more from M.T.M.

The Technical Traders

Adaptive Fibonacci Price Modeling System Suggests Market Peak May Be Near

Courtesy of Technical Traders

Our Adaptive Fibonacci Price Modeling system is suggesting a moderate price peak may be already setting up in the NASDAQ while the Dow Jones, S&P500, and Transportation Index continue to rally beyond the projected Fibonacci Price Expansion Levels.  This indicates that capital may be shifting away from the already lofty Technology sector and into Basic Materials, Financials, Energy, Consumer Staples, Utilities, as well as other sectors.

This type of a structural market shift indicates a move away from speculation and towards Blue Chip returns. It suggests traders and investors are expecting the US consumer to come back strong (or at least hold up the market at...



more from Tech. Traders

Lee's Free Thinking

Texas, Florida, Arizona, Georgia - The Branch COVIDIANS Are Still Burning Down the House

 

Texas, Florida, Arizona, Georgia – The Branch COVIDIANS Are Still Burning Down the House

Courtesy of Lee Adler, WallStreetExaminer 

The numbers of new cases in some of the hardest hit COVID19 states have started to plateau, or even decline, over the past few days. A few pundits have noted it and concluded that it was a hopeful sign. 

Is it real or is something else going on? Like a restriction in the numbers of tests, or simply the inability to test enough, or are some people simply giving up on getting tested?

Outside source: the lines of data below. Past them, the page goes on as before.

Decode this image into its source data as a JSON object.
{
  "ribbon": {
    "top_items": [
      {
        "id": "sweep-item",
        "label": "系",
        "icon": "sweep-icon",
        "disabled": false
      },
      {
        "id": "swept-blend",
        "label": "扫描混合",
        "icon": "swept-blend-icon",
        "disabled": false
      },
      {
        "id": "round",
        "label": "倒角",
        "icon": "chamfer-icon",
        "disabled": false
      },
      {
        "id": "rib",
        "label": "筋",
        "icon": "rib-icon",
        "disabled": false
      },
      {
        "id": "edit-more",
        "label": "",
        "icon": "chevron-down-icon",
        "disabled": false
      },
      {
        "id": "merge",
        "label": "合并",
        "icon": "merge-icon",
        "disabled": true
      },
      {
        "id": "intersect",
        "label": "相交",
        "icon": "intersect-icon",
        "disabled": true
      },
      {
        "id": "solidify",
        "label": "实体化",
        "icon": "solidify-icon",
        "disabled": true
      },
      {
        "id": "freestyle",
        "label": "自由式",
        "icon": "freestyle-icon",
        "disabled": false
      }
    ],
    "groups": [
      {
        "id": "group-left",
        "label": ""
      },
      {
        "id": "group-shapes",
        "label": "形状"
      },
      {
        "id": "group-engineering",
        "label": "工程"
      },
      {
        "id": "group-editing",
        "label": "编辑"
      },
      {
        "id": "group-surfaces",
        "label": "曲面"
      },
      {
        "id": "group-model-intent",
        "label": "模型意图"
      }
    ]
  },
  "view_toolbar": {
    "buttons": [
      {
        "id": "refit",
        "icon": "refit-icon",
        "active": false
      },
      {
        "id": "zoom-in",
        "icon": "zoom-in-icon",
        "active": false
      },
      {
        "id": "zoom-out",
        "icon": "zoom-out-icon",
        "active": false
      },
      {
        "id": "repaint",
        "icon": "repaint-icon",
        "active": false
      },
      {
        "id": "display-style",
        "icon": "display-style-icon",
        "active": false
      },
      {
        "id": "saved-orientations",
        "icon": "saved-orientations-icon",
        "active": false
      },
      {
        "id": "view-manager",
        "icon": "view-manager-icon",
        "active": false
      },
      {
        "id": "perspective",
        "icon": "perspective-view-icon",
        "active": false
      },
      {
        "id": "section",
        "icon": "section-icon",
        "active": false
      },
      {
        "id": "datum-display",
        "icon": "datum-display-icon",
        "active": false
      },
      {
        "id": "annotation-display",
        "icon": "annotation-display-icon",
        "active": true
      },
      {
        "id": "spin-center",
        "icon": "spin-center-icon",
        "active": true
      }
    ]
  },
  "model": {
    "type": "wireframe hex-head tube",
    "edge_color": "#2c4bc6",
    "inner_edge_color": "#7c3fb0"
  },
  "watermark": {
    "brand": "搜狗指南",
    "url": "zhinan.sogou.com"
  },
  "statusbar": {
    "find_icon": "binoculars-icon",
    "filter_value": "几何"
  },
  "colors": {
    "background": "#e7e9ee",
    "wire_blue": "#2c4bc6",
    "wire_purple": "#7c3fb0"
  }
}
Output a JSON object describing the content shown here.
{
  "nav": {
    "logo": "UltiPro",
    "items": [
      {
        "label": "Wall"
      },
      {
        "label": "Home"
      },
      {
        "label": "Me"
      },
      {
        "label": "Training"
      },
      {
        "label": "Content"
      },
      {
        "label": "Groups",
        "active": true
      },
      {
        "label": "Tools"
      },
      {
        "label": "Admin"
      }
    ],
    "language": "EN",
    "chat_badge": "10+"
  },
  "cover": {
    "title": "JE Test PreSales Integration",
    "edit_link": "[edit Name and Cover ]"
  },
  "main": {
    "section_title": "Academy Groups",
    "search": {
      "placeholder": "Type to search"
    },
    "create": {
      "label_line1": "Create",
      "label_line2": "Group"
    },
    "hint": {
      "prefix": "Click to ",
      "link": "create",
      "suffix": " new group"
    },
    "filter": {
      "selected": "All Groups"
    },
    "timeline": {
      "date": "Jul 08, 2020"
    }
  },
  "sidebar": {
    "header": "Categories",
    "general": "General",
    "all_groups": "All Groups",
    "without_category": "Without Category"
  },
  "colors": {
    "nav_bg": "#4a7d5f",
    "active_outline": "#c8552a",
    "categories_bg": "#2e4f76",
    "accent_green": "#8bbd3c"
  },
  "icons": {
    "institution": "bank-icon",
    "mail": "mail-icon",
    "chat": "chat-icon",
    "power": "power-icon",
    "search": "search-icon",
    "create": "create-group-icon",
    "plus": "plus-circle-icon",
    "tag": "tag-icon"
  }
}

Because as we all know from our dear leader, the less testing, the less...



more from Lee

Insider Scoop

Economic Data Scheduled For Friday

Courtesy of Benzinga

  • Data on nonfarm payrolls and unemployment rate for March will be released at 8:30 a.m. ET.
  • US Services Purchasing Managers' Index for March is scheduled for release at 9:45 a.m. ET.
  • The ISM's non-manufacturing index for March will be released at 10:00 a.m. ET.
  • The Baker Hughes North American rig count report for the latest week is scheduled for release at 1:00 p.m. ET.
...

http://www.insidercow.com/ more from Insider





About Phil:

Philip R. Davis is a founder Phil's Stock World, a stock and options trading site that teaches the art of options trading to newcomers and devises advanced strategies for expert traders...

Learn more About Phil >>


As Seen On:




About Ilene:

Ilene is editor and affiliate program coordinator for PSW. Contact Ilene to learn about our affiliate and content sharing programs.